===== Exercise inputs

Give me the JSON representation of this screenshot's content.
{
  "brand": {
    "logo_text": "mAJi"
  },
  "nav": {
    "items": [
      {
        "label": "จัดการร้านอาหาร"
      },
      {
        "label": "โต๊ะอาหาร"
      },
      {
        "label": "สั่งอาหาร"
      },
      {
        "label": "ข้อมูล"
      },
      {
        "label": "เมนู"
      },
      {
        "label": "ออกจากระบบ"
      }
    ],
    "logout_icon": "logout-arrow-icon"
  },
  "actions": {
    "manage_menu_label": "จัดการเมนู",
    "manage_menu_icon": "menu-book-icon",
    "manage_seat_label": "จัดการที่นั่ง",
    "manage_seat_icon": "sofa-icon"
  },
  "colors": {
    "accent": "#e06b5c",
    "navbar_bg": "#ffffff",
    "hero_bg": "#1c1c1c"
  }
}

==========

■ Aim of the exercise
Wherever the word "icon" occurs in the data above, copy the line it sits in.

■ Answer box
    "logout_icon": "logout-arrow-icon"
    "manage_menu_icon": "menu-book-icon",
    "manage_seat_icon": "sofa-icon"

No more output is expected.